Aurora, who lives up to her mythic inheritance by being as elusive as the dawn, may be based upon an earthly muse.
In 1874, the year of his first published novel, The Scarlet Shawl, Jefferies married Jessie Baden (1853-1926), the proverbial 'girl next door', daughter of a nearby farmer. After living for a few months at Coate Farm, the couple moved to a house in Swindon in 1875 (its current address is 93 Victoria Road); their first child, Richard Harold Jefferies, was born there on 3 May.
One of Jefferies later novels, Amaryllis at the Fair (1887), about the picaresque adventures of a sixteen year old girl, might have been an indirect portrait of his childhood sweetheart. Since it contains a successful portrait of his father, in the figure of Iden, the thinly disguised autobiographical nature of the book is not altogether improbable.

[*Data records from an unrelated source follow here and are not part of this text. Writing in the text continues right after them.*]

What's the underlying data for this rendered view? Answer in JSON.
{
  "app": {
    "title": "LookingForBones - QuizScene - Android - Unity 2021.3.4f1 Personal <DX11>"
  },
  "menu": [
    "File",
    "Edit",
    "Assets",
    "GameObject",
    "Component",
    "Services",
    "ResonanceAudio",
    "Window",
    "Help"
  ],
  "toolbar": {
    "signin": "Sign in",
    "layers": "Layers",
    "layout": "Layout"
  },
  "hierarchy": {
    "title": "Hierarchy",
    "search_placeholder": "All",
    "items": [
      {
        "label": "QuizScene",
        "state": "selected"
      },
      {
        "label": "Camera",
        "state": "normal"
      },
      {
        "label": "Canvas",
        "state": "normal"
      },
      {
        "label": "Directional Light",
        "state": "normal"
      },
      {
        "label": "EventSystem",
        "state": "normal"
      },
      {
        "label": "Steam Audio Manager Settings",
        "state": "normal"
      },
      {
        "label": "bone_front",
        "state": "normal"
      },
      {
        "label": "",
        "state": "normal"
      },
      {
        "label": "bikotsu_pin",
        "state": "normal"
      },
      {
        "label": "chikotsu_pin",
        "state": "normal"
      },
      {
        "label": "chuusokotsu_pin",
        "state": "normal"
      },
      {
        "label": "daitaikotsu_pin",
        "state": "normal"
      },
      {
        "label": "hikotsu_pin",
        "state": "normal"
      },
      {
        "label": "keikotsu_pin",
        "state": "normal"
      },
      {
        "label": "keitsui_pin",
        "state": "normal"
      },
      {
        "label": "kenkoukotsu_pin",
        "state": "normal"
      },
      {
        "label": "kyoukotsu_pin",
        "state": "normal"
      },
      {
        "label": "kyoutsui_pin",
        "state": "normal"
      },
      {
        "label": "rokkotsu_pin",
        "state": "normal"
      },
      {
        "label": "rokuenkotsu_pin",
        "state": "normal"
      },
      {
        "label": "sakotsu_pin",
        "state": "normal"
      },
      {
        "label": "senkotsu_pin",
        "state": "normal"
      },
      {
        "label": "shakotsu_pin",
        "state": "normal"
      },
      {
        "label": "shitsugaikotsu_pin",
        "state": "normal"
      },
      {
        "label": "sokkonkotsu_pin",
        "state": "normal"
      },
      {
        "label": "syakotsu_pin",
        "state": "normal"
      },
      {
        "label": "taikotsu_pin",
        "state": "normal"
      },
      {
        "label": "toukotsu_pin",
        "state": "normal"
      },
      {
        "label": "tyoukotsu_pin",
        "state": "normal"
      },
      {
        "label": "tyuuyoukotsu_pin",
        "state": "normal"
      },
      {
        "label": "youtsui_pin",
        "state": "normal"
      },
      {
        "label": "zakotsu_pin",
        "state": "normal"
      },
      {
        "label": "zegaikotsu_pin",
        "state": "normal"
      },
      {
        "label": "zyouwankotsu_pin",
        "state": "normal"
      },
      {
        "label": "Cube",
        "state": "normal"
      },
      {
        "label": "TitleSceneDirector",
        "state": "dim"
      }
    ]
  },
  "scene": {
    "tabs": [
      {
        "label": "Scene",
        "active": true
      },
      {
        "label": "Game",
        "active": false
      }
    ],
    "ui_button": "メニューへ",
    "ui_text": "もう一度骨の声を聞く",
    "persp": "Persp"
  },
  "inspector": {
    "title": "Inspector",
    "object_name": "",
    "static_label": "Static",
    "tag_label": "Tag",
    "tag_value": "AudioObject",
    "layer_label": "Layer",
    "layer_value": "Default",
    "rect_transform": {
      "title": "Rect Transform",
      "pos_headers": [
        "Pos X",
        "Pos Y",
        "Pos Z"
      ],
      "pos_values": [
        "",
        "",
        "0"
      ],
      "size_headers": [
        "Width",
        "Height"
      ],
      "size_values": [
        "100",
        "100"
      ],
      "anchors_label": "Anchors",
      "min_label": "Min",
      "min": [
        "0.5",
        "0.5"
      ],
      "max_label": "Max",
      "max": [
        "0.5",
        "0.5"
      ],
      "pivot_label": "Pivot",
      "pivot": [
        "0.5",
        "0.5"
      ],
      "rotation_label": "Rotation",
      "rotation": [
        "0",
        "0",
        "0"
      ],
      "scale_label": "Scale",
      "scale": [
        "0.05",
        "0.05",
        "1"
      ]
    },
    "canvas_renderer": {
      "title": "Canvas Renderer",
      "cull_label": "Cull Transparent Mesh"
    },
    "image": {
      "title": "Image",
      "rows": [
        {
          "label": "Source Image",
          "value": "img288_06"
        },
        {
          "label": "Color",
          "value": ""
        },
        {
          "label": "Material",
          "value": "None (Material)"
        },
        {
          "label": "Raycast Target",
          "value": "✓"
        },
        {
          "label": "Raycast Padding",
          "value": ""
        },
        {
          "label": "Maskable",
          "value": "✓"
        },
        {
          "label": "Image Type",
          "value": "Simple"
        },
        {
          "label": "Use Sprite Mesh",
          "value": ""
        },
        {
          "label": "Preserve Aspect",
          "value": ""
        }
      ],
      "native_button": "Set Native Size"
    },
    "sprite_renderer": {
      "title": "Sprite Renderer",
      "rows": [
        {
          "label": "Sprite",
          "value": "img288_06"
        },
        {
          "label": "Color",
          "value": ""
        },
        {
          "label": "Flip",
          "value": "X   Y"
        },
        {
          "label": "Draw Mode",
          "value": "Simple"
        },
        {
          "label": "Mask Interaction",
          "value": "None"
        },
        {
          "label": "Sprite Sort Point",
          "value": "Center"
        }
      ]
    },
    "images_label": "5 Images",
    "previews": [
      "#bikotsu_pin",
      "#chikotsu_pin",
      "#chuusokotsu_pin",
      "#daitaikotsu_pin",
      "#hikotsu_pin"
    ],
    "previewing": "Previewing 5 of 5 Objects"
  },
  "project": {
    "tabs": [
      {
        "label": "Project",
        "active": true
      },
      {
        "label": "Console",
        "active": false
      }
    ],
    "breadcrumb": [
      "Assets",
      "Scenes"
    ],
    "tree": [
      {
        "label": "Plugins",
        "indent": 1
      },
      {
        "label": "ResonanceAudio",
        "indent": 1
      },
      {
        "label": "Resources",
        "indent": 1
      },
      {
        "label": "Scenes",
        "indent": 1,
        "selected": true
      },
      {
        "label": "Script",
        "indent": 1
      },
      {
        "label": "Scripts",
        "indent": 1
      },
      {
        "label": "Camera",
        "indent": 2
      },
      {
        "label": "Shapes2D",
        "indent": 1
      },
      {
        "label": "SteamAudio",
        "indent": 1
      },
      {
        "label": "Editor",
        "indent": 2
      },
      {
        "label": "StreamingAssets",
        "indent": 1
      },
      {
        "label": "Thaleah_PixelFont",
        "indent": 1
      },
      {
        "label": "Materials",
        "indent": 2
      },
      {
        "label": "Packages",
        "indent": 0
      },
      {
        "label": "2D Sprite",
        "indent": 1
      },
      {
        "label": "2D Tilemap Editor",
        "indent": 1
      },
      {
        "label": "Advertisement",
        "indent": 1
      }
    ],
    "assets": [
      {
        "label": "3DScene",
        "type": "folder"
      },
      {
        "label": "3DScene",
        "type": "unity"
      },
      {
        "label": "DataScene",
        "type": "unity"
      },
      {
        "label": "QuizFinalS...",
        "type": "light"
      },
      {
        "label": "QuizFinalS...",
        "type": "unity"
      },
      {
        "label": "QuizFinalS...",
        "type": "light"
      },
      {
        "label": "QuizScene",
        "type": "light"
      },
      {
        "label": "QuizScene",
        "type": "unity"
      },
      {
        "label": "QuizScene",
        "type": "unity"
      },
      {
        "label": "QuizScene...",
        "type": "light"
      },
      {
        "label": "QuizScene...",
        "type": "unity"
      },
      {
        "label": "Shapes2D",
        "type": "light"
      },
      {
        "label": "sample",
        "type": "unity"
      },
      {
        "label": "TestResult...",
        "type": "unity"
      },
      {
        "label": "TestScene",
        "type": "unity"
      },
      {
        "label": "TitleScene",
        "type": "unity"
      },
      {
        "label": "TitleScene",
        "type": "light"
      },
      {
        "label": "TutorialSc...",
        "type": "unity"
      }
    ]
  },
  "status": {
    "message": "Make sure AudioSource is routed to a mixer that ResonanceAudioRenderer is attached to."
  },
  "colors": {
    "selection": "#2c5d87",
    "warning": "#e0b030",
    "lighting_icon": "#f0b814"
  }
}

Whether the heroine of After London is in actuality a romanticised anima – an idealised version of the female, perfect and unattainable – is open to debate. Like many men of Victorian England, inspired to great deeds in the name of Victoria, it seems Felix is more motivated by the idea/ideal rather than the reality – for Aurora shows him scant attention at court. The key romance of the novel could be, after all, a sad case of unrequited love and Felix could be wildly misguided in going upon a quest to win her when her affections may lie elsewhere, e.g. with Lord Durand. This would give the dramatic arc of the novel added poignancy, and make its protagonist even more of a tragic hero. Felix/Jefferies could one of the legion enthralled by what poet Robert Graves called the White Goddess – the Muse of the Poets, sister of Keats' 'La Belle Dame Sans Merci'. Felix's fate seems to mirror the knight in Keats' poem, who is left, after a brief but devastating encounter with an ethereal stunner, 'alone and palely loitering'.